This carefully choreographed courtship and breeding, however, is not as straightforward as it appears. While most activity takes place within the territory, males and females both leave the territory to find food and seek extra breeding opportunities.

Some females actively seek extra-pair copulations, usually from a neighboring male, while other females accept advances from neighboring males without seeking them. Genetic studies have shown that 22-48% of RWBB nestlings are sired by a male other than the territory owner. Natural selection appears to favor this behavior, as females who participated in extra-pair matings produced more young than females who were faithful to their mate.

Red-winged Blackbird nest and eggs (c) John Ashley
Red-winged Blackbird nest with two eggs
Here in Montana, female Red-wings begin sculpting nests in early May. She weaves together wet materials that form a platform low over the water, and builds a rounded nest cup on top. This effort usually takes several days, but it can be completed in one day if she chooses not to add a mud layer to the inner cup. The final layer is a lining of fine grasses. (One carefully disassembled nest was built on a platform of 18 reed stalks and contained 34 strips of willow bark, 142 strips of cattail leaves and 705 pieces of grass.)

During nest construction, the fully-feathered females begin loosing breast feathers to form a patch of bare skin that is used to warm her eggs. In this "incubation patch," her skin thickness doubles and the network of blood vessels increases seven-fold. (The increased thickness and vascularization begin to recede a few weeks later, after the eggs hatch, and the lost feathers are replaced during her next molt.)

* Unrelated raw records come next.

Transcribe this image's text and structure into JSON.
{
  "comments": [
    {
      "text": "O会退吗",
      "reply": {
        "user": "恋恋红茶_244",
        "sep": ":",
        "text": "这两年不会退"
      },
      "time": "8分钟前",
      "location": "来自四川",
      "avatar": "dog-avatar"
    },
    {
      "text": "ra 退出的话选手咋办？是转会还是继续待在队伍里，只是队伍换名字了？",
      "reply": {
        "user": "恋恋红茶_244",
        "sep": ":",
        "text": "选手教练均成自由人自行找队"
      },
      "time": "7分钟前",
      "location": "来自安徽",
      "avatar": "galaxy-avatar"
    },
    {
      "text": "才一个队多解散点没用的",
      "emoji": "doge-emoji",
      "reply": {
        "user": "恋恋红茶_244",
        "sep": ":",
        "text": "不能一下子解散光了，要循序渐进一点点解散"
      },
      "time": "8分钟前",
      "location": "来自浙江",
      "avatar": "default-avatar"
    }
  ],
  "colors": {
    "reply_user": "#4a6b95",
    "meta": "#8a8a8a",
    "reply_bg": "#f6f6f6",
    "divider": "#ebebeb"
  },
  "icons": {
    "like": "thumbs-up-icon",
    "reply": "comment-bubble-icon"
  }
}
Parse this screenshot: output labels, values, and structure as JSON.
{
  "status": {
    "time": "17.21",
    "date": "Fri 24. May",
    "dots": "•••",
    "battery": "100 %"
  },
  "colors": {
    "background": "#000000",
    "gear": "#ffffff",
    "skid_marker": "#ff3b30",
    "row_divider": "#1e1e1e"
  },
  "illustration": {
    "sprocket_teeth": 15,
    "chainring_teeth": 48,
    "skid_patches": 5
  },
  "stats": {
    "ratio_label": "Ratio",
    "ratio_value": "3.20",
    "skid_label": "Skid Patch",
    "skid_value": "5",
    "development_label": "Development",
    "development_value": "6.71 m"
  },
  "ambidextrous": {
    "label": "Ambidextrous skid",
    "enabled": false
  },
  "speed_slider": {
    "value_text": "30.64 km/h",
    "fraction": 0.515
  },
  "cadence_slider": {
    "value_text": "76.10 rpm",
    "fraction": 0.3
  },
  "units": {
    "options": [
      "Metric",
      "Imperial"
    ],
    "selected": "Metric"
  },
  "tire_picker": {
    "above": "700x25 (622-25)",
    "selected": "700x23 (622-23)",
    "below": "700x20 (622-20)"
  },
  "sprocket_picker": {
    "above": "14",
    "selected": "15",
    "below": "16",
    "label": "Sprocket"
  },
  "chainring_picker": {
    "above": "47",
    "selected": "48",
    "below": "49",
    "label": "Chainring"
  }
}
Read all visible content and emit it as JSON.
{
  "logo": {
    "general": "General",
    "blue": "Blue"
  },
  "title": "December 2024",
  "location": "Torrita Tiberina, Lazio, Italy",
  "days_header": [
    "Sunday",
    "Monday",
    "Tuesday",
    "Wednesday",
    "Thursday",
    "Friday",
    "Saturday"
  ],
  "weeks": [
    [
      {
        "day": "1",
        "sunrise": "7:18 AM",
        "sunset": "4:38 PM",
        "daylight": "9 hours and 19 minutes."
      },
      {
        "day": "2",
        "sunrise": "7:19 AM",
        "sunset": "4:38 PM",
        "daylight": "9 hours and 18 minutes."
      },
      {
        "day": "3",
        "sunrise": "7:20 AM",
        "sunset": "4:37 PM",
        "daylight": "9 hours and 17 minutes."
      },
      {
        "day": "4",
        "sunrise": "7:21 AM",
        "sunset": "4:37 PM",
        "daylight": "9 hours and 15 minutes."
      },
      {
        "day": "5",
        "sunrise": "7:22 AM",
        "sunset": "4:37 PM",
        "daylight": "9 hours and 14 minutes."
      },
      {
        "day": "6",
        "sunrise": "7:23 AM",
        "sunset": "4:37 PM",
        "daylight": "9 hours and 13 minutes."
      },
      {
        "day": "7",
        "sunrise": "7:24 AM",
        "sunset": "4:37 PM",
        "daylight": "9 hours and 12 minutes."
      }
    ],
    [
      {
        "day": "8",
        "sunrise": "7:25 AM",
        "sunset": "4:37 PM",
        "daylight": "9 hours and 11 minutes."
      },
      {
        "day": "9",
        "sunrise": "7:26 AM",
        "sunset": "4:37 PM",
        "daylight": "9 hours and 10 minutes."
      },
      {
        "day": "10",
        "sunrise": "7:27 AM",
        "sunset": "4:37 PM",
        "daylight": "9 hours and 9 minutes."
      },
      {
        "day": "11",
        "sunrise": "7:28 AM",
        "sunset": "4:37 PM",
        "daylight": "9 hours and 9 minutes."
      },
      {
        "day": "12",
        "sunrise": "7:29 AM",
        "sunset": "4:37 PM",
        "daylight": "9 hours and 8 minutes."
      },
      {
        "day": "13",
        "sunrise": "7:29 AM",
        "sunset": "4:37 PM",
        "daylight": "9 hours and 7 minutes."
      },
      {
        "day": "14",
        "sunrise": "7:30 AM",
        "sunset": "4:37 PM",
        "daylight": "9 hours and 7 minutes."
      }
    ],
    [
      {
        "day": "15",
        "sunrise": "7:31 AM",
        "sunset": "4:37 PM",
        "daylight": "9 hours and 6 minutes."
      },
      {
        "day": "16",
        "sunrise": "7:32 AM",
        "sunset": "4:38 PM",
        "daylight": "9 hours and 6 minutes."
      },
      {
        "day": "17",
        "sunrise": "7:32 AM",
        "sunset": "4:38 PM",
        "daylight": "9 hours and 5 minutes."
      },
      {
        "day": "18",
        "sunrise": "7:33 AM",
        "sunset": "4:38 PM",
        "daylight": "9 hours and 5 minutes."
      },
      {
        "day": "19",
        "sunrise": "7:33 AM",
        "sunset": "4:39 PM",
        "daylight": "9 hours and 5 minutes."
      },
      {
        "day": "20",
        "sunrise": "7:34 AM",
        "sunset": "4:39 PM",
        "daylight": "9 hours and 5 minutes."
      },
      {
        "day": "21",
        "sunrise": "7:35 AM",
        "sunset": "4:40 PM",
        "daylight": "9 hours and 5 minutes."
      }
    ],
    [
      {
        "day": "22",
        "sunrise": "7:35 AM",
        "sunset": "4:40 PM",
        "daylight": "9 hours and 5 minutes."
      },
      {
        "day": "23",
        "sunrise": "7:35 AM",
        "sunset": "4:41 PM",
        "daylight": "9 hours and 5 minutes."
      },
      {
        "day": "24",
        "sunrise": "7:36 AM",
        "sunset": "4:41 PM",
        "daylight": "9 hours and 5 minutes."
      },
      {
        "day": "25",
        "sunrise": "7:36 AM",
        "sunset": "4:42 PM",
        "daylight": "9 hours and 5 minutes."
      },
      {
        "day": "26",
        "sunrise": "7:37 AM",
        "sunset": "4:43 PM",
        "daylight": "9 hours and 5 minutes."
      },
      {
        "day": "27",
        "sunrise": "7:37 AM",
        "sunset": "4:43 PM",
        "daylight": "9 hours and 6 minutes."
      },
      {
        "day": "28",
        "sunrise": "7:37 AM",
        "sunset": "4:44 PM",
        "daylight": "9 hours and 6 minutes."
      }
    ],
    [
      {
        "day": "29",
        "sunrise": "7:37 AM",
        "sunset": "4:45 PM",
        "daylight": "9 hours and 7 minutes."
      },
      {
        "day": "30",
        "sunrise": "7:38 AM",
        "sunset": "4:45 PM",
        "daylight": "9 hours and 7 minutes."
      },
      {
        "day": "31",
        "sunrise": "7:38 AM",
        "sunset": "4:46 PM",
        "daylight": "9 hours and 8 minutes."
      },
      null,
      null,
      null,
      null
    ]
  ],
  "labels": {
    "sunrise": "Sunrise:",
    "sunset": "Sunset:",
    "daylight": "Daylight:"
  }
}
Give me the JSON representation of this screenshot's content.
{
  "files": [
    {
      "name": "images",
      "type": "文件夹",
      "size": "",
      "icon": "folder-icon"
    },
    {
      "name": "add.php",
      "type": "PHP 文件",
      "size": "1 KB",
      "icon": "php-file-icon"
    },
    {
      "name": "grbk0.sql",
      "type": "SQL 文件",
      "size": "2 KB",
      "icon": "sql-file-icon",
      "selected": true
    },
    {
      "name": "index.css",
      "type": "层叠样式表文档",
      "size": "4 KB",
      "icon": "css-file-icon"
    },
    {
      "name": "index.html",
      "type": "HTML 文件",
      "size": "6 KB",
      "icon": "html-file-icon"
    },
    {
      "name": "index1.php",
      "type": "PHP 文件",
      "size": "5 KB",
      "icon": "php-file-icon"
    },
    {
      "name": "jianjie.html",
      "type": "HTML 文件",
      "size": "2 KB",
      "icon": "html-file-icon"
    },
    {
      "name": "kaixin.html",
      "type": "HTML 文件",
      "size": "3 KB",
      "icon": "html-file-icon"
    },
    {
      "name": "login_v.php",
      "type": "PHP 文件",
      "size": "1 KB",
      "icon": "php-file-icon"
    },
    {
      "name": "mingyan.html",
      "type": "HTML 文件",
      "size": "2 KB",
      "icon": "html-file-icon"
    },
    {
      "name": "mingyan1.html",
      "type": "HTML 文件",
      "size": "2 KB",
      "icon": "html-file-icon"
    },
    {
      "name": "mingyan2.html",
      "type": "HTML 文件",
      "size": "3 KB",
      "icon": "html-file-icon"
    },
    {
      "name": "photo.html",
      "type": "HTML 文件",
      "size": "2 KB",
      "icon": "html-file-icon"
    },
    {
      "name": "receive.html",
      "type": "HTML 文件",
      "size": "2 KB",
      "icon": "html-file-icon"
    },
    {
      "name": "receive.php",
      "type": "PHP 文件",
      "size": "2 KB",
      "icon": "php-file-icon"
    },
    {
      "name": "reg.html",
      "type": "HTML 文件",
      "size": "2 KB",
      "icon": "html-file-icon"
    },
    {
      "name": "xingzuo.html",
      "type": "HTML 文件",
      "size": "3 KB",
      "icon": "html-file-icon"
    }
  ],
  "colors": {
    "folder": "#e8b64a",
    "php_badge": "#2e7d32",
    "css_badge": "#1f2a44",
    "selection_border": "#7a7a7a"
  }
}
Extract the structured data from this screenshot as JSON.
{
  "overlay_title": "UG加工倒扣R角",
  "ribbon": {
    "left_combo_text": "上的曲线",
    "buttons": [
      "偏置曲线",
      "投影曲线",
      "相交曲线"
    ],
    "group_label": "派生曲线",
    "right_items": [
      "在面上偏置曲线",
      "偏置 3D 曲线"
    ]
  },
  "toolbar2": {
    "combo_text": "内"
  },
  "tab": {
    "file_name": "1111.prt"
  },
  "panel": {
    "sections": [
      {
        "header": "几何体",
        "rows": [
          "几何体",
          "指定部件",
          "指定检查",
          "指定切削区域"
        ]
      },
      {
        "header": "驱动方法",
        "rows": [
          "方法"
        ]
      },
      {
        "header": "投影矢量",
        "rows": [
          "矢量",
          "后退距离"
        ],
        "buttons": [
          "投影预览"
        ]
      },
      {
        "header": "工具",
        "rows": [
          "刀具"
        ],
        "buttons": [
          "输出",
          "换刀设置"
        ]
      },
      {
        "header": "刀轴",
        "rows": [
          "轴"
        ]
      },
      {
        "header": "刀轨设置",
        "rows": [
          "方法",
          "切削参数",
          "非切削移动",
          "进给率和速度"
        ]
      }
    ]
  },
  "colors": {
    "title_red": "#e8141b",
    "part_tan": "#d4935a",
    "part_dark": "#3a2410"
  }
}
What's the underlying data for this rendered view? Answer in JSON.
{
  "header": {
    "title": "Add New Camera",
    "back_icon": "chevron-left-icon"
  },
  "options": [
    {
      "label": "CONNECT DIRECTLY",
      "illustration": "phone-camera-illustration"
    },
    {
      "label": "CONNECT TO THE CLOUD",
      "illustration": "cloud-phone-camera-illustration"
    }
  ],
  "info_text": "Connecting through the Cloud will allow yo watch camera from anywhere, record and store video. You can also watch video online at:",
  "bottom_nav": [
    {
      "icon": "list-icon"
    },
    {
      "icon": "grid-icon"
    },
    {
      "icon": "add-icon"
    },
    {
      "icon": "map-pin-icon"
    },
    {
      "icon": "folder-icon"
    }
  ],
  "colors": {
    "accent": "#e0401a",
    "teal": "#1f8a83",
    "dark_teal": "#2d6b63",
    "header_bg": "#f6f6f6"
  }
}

Once the nest is complete, egg laying may begin as soon as the next day. One egg is laid each day, usually just after sunrise, and a typical clutch size is three eggs. Incubation often starts when the next-to-last egg is laid, and lasts for 11-13 days. Only the female incubates, and she does not allow her mate near the nest. While she incubates, the male is in anti-predator mode, using call rate and call switching (the speed and number of different calls given) to keep his females informed about the presence of potential nest predators. If a predator approaches, both male and female go into mobbing mode to drive the threat away from their nest. Also, the nests around the edges of the marsh are often parasitized by female Brown-headed Cowbirds, which secretly lay an egg in up to three-quarters of the RWBB nests.

male Red-winged Blackbird mobs subadult Bald Eagle (c) John Ashley
Male Red-winged Blackbird mobs a subadult Bald Eagle
In Montana, RWBB chicks start hatching in mid-June. Blind and helpless at hatching, the chicks can maintain their own body temperature by day eight, and they increase in weight 10-fold during the first ten days. The males often join the females in bringing food to the nestlings and, if the female dies, some males are able to raise the chicks alone. Adults continue feeding the juveniles for two weeks after fledging and for another three weeks after moving off the territory. Once on their own, around mid-July, the young birds often flock with adult females while the adult males once again form same-sex flocks.

After the breeding season, all of the adult RWBBs suddenly disappear from their breeding marshes during July and August. They leave for more secluded areas where they stay hidden from view while molting their worn breeding feathers. By October, they return with new plumage and regroup into the segregated flocks of winter (adult males with a few young males, adult and young females with many young males).

In the large winter flocks, adult male Red-winged Blackbirds quietly practice their conk-la-ree song while waiting for the arrival of spring, and the chance to show off their virtuoso voices and colorful wing patches.
winter flock of Red-winged Blackbirds (c) John Ashley
A Red-winged Blackbird winter flock passes the rising moon while heading for evening roost